  23. What becomes of the person? • What is this ‘change in identity’ like? • The person is constructed • In a social context • Formed through practical activity • Formed in relationships of recognition & desire • That can split the person • Motivating search for identity • Every community splits, alienates its members • So…people struggle for sense of continuity, for self-sameness • Identity: this grasp of who one is – one’s rights, one’s obligations, one’s possibilities • This search for continuity is the trajectory of identity change

  24. What do schools do? • Contemporary school settings … • Commodify learning • Establish an exchange value of knowledge via testing • Focus on acting on learner rather than increasing their participation • Equates progress with rationalization & abstraction • And so reduce ethical/normative questions to technical ones*cough Computational Theory of Mind cough* Packer: We’ve got to do better than this!

  25. What ought schools do? “What’s required if children are to become adults who can negotiate the rapids of modern society is the fostering of a different attitude, one of appreciation of the complex, dynamic character of society, one of understanding that there will be conflicting interests and differing perspectives in any situation, perspectives that must be recognized and understood before the situation can be transformed, people’s differences reconciled, and the problem ‘solved.’” ~ Packer x

  26. Activity Pick one of the following & write down your reflections: 1) Packer argues that the process of identity change goes something like this: • The person is constructed • In a social context • Formed through practical activity • Formed in relationships of recognition & desire • That can split the person • Motivating search for identity Is he right, based on your own experiences in the world? Why/not? 2) Dewey argues that the goal of learning is ‘to enhance a person’s life experiences.
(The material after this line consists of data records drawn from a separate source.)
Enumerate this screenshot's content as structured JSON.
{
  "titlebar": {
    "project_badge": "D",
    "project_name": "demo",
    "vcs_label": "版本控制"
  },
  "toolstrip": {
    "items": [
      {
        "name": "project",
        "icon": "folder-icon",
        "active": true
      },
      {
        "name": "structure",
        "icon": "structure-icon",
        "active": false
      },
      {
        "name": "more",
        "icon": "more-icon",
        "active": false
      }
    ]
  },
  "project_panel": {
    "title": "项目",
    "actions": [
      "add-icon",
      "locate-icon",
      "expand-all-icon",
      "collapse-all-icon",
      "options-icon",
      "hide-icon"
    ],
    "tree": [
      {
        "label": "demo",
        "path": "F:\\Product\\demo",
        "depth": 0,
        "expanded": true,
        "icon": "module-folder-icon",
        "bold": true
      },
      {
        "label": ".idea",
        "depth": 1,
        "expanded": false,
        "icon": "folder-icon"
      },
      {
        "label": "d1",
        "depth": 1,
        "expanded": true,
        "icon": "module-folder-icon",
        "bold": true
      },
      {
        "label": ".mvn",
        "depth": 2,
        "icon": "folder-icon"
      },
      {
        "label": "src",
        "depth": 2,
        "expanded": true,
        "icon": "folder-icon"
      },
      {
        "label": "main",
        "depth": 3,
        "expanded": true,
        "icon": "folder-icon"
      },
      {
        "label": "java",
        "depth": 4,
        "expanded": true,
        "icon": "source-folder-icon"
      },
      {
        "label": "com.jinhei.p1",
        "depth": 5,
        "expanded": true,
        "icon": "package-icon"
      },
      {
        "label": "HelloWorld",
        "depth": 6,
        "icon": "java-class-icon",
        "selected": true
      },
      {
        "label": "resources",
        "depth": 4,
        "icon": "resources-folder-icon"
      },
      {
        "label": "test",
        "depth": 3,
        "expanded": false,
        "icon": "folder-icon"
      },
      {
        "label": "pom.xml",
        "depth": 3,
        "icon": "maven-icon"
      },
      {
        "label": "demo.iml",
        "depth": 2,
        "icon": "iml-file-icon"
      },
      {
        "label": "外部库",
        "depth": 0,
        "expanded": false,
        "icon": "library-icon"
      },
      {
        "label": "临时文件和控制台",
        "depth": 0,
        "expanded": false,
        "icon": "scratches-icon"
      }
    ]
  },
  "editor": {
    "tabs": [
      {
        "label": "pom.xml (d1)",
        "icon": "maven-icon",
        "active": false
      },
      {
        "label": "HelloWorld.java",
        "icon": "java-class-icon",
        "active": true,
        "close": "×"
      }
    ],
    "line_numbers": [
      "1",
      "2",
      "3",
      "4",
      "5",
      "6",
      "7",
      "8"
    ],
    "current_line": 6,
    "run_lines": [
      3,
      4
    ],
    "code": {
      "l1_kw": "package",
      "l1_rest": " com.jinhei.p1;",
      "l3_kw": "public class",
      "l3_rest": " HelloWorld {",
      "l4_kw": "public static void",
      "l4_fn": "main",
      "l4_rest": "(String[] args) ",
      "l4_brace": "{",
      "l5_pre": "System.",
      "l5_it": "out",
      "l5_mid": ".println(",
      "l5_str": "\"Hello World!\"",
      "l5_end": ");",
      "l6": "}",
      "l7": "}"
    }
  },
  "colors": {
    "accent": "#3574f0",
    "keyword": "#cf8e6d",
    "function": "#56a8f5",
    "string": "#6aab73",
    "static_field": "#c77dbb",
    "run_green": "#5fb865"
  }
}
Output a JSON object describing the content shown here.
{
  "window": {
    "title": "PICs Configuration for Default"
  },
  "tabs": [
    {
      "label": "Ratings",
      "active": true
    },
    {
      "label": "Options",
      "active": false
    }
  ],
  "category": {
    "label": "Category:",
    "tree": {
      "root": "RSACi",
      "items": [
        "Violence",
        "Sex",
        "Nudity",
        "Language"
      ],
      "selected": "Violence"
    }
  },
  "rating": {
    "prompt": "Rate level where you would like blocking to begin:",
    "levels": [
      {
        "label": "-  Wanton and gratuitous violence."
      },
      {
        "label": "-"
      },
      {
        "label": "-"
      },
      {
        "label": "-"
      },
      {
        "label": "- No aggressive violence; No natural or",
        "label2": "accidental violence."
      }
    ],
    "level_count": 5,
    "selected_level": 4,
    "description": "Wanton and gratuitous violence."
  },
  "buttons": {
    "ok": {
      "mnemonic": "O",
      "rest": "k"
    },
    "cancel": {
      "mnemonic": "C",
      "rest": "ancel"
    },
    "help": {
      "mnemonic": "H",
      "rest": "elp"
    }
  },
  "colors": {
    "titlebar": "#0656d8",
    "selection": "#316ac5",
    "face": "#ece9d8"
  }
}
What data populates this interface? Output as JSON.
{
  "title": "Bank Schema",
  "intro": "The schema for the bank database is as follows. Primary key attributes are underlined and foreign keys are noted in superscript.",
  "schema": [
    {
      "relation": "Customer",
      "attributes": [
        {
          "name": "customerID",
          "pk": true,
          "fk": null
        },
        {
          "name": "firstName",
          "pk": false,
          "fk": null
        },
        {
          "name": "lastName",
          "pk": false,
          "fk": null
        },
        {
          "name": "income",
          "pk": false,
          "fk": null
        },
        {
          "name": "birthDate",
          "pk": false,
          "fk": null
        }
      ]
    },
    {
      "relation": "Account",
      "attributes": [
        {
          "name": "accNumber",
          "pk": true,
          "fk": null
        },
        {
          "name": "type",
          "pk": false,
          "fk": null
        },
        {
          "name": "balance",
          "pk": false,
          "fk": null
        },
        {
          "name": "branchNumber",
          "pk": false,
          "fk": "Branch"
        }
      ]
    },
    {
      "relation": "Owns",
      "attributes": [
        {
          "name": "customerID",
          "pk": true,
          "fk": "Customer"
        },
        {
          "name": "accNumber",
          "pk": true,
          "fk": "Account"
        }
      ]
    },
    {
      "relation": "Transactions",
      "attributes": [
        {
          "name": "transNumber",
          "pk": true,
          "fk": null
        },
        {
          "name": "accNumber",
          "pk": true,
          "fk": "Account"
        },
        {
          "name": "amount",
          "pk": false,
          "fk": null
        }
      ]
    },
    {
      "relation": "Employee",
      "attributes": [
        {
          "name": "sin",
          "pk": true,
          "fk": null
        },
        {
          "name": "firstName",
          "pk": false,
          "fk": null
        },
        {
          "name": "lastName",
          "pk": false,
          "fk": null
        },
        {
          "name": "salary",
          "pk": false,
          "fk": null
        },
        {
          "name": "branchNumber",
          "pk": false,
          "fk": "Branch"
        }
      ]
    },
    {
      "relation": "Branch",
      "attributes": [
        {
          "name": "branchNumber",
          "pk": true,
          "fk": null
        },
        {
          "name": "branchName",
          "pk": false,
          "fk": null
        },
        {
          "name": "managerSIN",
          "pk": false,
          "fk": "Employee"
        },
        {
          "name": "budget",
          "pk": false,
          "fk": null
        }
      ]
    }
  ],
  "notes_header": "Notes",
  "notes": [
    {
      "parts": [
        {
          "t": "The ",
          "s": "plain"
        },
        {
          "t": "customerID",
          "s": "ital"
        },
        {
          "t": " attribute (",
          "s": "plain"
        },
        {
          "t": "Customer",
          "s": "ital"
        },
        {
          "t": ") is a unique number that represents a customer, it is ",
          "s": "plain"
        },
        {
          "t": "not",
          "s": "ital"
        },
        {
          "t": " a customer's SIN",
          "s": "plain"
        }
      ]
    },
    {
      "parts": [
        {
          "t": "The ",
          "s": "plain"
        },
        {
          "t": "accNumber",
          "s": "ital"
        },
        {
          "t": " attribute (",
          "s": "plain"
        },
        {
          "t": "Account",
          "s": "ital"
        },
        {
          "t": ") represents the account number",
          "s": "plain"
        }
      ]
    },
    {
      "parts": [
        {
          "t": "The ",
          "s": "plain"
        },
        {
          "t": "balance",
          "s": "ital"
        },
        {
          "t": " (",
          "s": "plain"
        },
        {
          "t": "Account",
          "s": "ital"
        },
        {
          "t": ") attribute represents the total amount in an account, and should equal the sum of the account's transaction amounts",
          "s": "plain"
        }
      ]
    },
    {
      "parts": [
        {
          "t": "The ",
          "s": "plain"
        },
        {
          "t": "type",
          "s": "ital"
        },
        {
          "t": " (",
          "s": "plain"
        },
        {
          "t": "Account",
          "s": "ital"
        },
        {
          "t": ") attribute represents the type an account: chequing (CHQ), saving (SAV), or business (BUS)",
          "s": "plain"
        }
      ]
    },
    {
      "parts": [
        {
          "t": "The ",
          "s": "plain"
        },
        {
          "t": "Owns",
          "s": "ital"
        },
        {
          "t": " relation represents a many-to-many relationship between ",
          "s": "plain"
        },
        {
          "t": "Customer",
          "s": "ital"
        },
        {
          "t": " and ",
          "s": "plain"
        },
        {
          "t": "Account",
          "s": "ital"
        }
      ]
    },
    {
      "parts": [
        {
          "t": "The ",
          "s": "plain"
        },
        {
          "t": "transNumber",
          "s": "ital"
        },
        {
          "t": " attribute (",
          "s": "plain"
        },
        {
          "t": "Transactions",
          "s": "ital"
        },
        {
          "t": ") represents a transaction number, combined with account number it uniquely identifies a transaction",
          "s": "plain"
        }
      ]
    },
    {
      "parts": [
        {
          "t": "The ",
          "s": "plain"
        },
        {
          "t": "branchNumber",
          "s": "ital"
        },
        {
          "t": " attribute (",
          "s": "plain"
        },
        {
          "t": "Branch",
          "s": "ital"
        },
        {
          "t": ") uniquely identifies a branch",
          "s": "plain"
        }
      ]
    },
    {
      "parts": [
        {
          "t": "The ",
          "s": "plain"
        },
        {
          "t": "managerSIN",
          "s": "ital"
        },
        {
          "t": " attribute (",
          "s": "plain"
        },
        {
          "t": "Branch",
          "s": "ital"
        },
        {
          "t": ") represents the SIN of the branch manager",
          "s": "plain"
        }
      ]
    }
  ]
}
What, in your opinion ought to be the goal of education? x

  27. School versus Everyday Life e.g. Cottage Cheese Problem 